The WHOIS tool allows you to get a domain name’s public registration information.
Enter one of the following into the text box:
- A domain name
- An IPv4 address (eg, 192.168.1.1)
- A Base-10 IP address.
If you’re providing a Base-10 IP address, check the Convert Base-10 to IP box.
When to Use It
You can use the WHOIS tool to:
- Find out who owns a domain
- Get the contact information for the domain owner
- See when the registration information was last updated
- Find out the status of a domain (eg, active, expired, available)
- Find the domain’s DNS servers.
You may not use WHOIS to gather information for the purposes of spamming.
What It Does
The WHOIS tool sends an inquiry to a WHOIS server to get information about the domain. The specific server to which we send your request depends on the top-level domain in your query. If you provide a domain with a .com or .net extension, the query goes to internic.net. If you provide an IP address, the tool will do a reverse DNS lookup to get the associated domain name.
Requests for WHOIS information follow the WHOIS protocol that’s specified in RFC 3912. Domain registries can follow a thin or thick data model (the .com and .net TLDs use the thin model). Both models include:
- Information about the registrar
- Domain status
- Creation and expiration dates
- Name server data
- Date the record was last updated.
The thick model also includes administrative, billing, and technical contact information.
The protocol provides no guidance about character encoding. ASCII and UTF-8 are the most commonly used options, however.
There isn’t a standard format for WHOIS information that comes back. Typically, you’ll get:
- The registered domain name and registry ID
- The domain’s dates of creation, expiration, and last modification
- The registrar’s URL, contact information, and WHOIS server address
- The domain holder’s name and contact information
- The name servers for the domain.
If the domain is unknown and cannot be found, you’ll see the message No match for domain. This is a good indication that a domain name is available, but it’s not a guarantee. The server’s information might not be up to date, or it might simply be unavailable (even if it isn’t registered). If you enter an invalid top-level domain (eg, example.qwert), you’ll get the following message: No WHOIS server known for the given domain.
You can query for a subdomain (eg, xyz.example.com), but the usefulness of this is questionable. The results you get depend on how the registered domain is set up. If it supports user-created domain names, you’ll probably get the information on the registered domain, even if the subdomain doesn’t exist. If the subdomain is hosted on a different server, you might get information on the host, rather than the domain that “owns” the subdomain.
Internationalized domain names (IDNs) can contain UTF-8 characters and/or ASCII characters. To include IDNs in your query, you need to perform a preliminary step, which is to convert the domain name to Punycode. Copy and paste the converted domain, then run your WHOIS lookup.

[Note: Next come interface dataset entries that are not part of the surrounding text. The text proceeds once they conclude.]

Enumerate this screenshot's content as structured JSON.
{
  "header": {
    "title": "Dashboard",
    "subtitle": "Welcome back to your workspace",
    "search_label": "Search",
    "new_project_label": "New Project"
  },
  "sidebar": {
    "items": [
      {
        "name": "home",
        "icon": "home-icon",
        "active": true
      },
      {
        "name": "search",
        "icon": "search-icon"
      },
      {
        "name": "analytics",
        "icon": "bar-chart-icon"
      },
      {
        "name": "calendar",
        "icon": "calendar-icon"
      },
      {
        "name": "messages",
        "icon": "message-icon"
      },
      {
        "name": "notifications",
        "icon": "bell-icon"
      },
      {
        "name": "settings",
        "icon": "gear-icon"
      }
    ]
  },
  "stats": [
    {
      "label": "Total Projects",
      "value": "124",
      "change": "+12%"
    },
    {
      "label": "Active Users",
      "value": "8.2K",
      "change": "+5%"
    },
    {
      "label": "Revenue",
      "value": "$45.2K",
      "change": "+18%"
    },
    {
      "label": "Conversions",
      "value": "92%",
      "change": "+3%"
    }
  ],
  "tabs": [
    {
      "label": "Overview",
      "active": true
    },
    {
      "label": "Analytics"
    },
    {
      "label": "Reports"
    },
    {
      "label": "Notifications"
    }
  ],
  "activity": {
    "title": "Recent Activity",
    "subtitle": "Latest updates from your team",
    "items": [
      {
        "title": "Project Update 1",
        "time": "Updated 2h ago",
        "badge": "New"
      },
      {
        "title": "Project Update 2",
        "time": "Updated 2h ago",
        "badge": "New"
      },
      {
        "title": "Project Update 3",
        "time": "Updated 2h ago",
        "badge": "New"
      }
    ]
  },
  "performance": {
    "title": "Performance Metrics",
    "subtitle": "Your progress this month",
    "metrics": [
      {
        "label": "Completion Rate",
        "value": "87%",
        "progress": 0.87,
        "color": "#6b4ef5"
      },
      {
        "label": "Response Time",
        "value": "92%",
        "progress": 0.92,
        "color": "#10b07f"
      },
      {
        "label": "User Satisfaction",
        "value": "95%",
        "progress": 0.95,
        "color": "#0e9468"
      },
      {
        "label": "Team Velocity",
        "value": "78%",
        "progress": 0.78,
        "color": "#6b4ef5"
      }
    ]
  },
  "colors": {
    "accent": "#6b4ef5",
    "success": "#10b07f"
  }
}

WHOIS servers may impose a limit on how many queries they will accept from one source in a given time period. If you’re not getting a response to your query, try again after some time has elapsed.
A Deeper Look
You’ll sometimes hear the term “the WHOIS database,” but this doesn’t exist. There isn’t a single source of truth with regards to every domain name in existence. Instead, each domain registrar collects information from its customers and makes it available to the WHOIS services. Any given WHOIS server will cover one or more top-level domains (TLDs). While all TLDs are supposed to conform to ICANN requirements, some do not — a domain can look like it belongs to a well-known organization, yet still be fake.
After someone registers a domain or updates the information associated with a domain, it can take anywhere from a few minutes to a few weeks for WHOIS servers to reflect these changes. This is the primary reason why a WHOIS result isn’t a guarantee that a domain is available/unavailable.
Each domain holder is supposed to provide their contact information to be published through the WHOIS services. Many registrars, however, provide the option of masking this information. Instead of seeing the domain owner’s information, you’ll see the address of the registrar instead.
Furthermore, not all of the information provided may be correct. ICANN Requires domain holders to provide valid information, but domain registrars cannot always verify everything. Domains involved with illicit activities are especially likely to register with inaccurate data.
Domains can also be illegally hijacked, and one way to do this is to take away the registration. If a domain record begins to display unexpected content and shows a change in registrars, this is likely what happened.
Some TLDs do not provide a public WHOIS interface, such as the .aq (Antarctica) domains. The WHOIS tool will be unable to provide you information on these domains.
A Note of Interest
WHOIS requests date all the way back to Arpanet in the 1980s. The original WHOIS tool allowed you to look up people, as well as domain names, and you could use wild-card requests.